3D GIS Simplifies Management of Oil and Gas Leases in West Texas
With ArcGIS Pro, Analysts Can Easily View Extent of Leased Land Plus Depth of Mineral Deposits
University Lands manages the surface and mineral interests of 2.1 million acres of land across 19 counties in west Texas. Its revenue goes to the Permanent University Fund (PUF), one of the largest university endowments in the United States, that benefits operational and capital improvements for both the University of Texas and Texas A&M University systems.
Since 1923, oil and gas production have been key sources of income for the PUF. University Lands leases its land to companies for oil and gas development and retains royalty interest in production. To ensure that companies’ drilling operations were staying inside the boundaries of their leases and that University Lands was receiving accurate royalty payments, analysts from the land and regulatory departments needed to be able to quickly identify oil and gas wells traversing through leases and view perforations (oil and gas extraction points) along that trajectory.
This required having a 3D view of the leased land, including the depths of mineral deposits and the horizontal wells (laterals) being used to extract oil and gas. Since analysts at University Lands were already familiar with using ArcGIS for portions of their work, the organization’s GIS team decided that ArcGIS Pro would be the best solution for integrating their workflows entirely.
Viewing 3D Data on 2D Maps
Analysts use ArcGIS Pro mostly to view wells, laterals, and leases. This map shows them in 2D.

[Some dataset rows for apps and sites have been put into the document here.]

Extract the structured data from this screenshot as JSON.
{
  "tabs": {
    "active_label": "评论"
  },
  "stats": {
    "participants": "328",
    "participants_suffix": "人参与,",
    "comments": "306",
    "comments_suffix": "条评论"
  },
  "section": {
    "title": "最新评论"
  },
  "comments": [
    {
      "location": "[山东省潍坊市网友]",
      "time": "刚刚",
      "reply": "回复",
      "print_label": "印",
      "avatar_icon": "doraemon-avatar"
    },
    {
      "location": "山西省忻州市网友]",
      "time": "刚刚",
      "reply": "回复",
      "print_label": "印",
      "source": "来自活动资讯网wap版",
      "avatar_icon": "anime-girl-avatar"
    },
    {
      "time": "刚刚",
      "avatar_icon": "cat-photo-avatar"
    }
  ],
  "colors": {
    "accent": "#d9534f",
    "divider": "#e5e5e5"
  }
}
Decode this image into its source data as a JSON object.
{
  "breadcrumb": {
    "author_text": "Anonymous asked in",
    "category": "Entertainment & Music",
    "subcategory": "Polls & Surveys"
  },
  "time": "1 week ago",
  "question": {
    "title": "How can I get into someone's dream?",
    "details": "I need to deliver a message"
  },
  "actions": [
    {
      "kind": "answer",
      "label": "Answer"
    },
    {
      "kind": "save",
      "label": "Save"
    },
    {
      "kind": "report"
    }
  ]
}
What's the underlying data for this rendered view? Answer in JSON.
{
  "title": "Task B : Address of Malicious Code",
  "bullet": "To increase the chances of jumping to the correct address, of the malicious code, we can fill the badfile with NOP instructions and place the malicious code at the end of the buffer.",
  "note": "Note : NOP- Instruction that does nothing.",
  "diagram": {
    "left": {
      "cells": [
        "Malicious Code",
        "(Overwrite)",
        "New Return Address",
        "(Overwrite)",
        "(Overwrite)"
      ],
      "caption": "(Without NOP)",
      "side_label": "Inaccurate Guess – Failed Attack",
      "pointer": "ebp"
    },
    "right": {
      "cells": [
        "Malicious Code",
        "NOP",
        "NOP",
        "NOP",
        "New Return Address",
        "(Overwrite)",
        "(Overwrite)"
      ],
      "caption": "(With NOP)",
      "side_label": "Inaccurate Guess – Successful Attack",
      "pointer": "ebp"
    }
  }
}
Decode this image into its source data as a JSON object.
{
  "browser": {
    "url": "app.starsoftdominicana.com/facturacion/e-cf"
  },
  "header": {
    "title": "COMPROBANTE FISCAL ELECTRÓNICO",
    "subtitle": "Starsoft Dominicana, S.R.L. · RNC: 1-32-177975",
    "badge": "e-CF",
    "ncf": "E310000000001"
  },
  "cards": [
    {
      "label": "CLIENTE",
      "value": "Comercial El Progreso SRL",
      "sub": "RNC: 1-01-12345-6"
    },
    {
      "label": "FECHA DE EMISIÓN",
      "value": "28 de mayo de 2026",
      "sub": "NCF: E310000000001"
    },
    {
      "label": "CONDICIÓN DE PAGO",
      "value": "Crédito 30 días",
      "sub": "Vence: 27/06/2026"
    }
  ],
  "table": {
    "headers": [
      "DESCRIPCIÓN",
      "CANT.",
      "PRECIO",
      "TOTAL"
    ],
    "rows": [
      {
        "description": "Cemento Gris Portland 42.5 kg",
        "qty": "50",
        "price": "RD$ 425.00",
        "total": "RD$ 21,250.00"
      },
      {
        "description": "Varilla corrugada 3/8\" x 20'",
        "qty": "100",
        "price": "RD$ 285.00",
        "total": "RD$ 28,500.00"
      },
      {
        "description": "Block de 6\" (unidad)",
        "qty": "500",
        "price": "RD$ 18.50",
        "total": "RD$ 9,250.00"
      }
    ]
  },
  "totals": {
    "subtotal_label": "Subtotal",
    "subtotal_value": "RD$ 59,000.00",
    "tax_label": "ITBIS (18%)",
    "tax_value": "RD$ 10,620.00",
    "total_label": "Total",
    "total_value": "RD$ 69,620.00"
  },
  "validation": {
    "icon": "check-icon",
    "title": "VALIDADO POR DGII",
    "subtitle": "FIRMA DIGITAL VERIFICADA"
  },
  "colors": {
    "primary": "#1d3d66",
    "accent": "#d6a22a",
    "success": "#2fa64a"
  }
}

Prior to implementing ArcGIS Pro, land and regulatory analysts at University Lands had to juggle information housed in various repositories. For each well, land analysts would use ArcReader to determine where the well was—and if it was located where it was supposed to be. Then they would scour horizontal directional drilling reports to get the maximum depth of the well and figure out if its owner was drilling in the correct range for its lease. Regulatory analysts would use the measuring tool in ArcReader to determine the locations of perforations so they could validate which lease a company was obtaining its production from.
With ArcGIS Pro, however, analysts in both departments could view 3D data on their 2D maps without having to open another application. The program’s ribbon interface is contextual, giving users the tools they need when they need them. And ArcGIS Pro has seamless panning, zooming, and labeling, which enables the University Lands analysts to visually inspect the leases and laterals faster than they could have before.
To implement ArcGIS Pro, University Lands GIS analysts Ray Jimenez and Ben Kennady converted the lateral data from CSV files into layers that can be viewed in 3D scenes. They used Python scripting along with ArcPy, a Python site package, to display the leases and laterals in 3D in ArcGIS Pro. The scripts allowed the land and regulation analysts, who were only moderately familiar with GIS, to incorporate a focused view of data into their current workflows. Finally, the subsurface data was displayed in an ArcGIS Pro scene so that analysts could examine the leases and well laterals in a 3D environment, using just one program.
The Benefits of Retaining IT Infrastructure
This map shows the wells, laterals, and leases in 3D, making it easier to see the depths of the mineral deposits and the horizontal wells (laterals) being used to extract oil and gas.
Now, analysts from University Lands’ land department can better assess whether companies are operating within their leased land agreements, and the organization’s regulatory and accounting departments can ensure that companies are reporting their production figures accurately.
“ArcGIS Pro easily integrated into our existing enterprise GIS system and gave us the 3D view we needed while saving us the cost of purchasing a new software solution,” said Jimenez.
Implementing ArcGIS Pro allowed University Lands to maintain the IT infrastructure it was already using while enhancing some of its most important workflows. The GIS team only had to train users on how to look at and narrow the focus of the data in ArcGIS Pro, since the interface was different from what they had used before, rather than teaching them a whole new suite of technology. And sticking with the ArcGIS platform is making subsequent development of the tools pretty simple.
“We have future plans to include more 3D data, like oil and gas formations, so users can view wells in the target formation,” said Jimenez. “That would expand our [ArcGIS] Pro use to our geology department.”
The GIS team is also looking to include a tool in ArcGIS Pro that breaks up laterals where they intersect with lease lines so University Lands can measure the length of the lateral in each lease.
“This will make regulatory analyst jobs even easier so they don’t have to measure out the lateral themselves,” added Jimenez.
For more information on how University Lands implemented ArcGIS Pro, email Jimenez.